Therefore, this kind of gift where an immovable property is involved the rules and regulations must be followed or else it will not be considered to be valid. The main point is that the gifting should be absolutely voluntary with no other motive in play. Also from the donee’s part there should not be any influence. Thus, though it sounds quite simple, gifting such immovable property can involve quite a few legalities and it is not possible for a lay person to know what all documents are required to be signed or filled up. Hence, the best course of action will be to take the advice of a lawyer who is experienced in gifting property Hawaii rules and regulations and can guide you through the correct steps. There are some legal requirements for such kind of gifting which the lawyer will be able to guide you through. For example both the doner and the donee should be alive during this gifting process or else it won’t be considered valid. It cannot be done posthumously and has to happen during both their lifetime. If one of the parties expire before the process is completed the deed becomes null and void. The deed is almost like a contract which can also be said to be an agreement which lawfully certifies and confirms that the donor desires to gift the possessions described in the deed to the donee, on his or her own free resolve, without any intimidation or coercion.

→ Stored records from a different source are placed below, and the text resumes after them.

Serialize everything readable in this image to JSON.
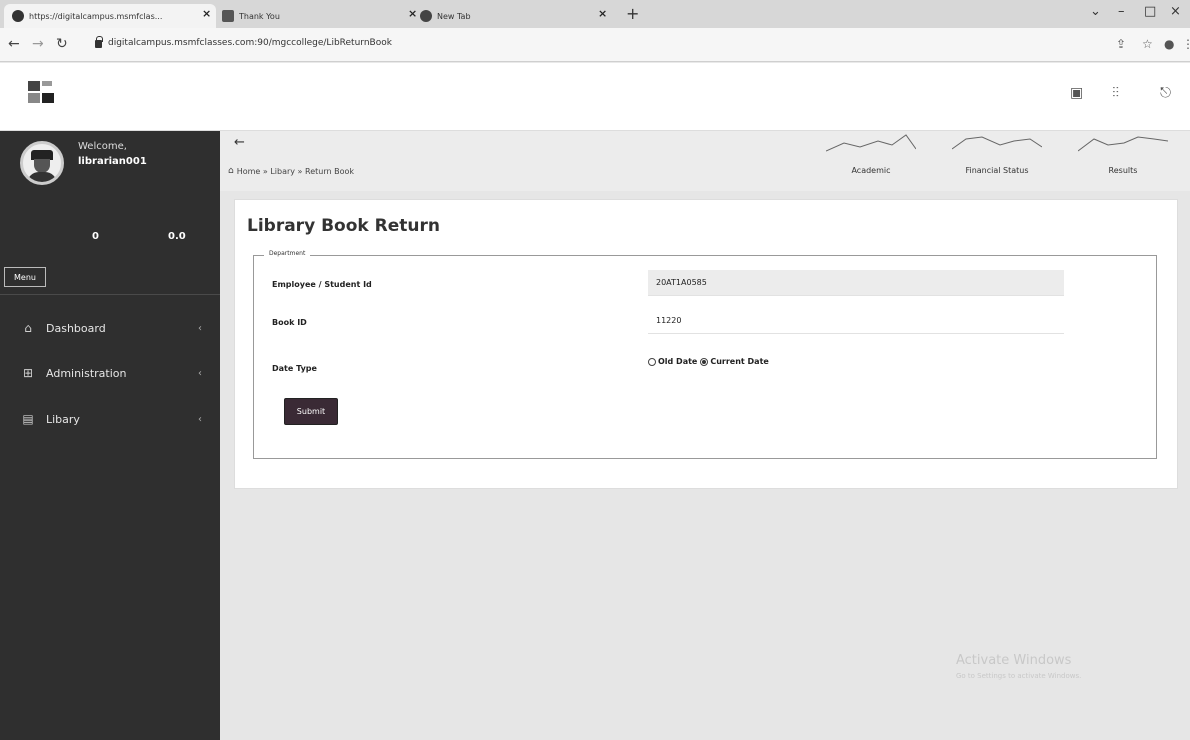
{
  "browser": {
    "tabs": [
      {
        "label": "https://digitalcampus.msmfclas...",
        "active": true
      },
      {
        "label": "Thank You",
        "active": false
      },
      {
        "label": "New Tab",
        "active": false
      }
    ],
    "url": "digitalcampus.msmfclasses.com:90/mgccollege/LibReturnBook"
  },
  "sidebar": {
    "welcome": "Welcome,",
    "username": "librarian001",
    "stats": [
      {
        "value": "0"
      },
      {
        "value": "0.0"
      }
    ],
    "menu_tab": "Menu",
    "items": [
      {
        "label": "Dashboard",
        "icon": "home-icon"
      },
      {
        "label": "Administration",
        "icon": "grid-icon"
      },
      {
        "label": "Libary",
        "icon": "book-icon"
      }
    ]
  },
  "breadcrumb": "Home » Libary » Return Book",
  "quick_links": [
    {
      "label": "Academic"
    },
    {
      "label": "Financial Status"
    },
    {
      "label": "Results"
    }
  ],
  "form": {
    "title": "Library Book Return",
    "legend": "Department",
    "employee_label": "Employee / Student Id",
    "employee_value": "20AT1A0585",
    "book_label": "Book ID",
    "book_value": "11220",
    "date_type_label": "Date Type",
    "date_options": [
      {
        "label": "Old Date",
        "checked": false
      },
      {
        "label": "Current Date",
        "checked": true
      }
    ],
    "submit_label": "Submit"
  },
  "watermark": {
    "line1": "Activate Windows",
    "line2": "Go to Settings to activate Windows."
  },
  "colors": {
    "sidebar_bg": "#2f2f2f",
    "submit_bg": "#3a2a35",
    "page_bg": "#e6e6e6"
  }
}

As per the rules of the gifting property Hawaii, the deed also acts as a letter of acceptance from the donee that he or she is receiving the gift without any force or coercion or under any kind of obligation. There should be valid witnesses present when both the parties sign the documents and they should not have any interest in the entire process, which is they should be objective third parties. There should be proper registration of the process of gifting and it should take place at the location where the immovable property is situated. Certain documents might be required and at the time of registration have to be submitted. These are mainly documents like the title deeds of the property, a copy of the agreement, and extract of the assessment register of the immovable property, and the statement of the particulars regarding the property. With all the documents at hand and both the parties present, this particular kind of gifting can indeed be a happy proceeding where both the doner and the donee is fully aware of all the particulars of their actions.

Author's Bio: 

The author of this article, Leon Grant is a practicing lawyer who deals with gifting property Hawaii cases and firmly believes in the fact that we all want to protect our loved ones and preserve our hard-earned assets for our personal legacy.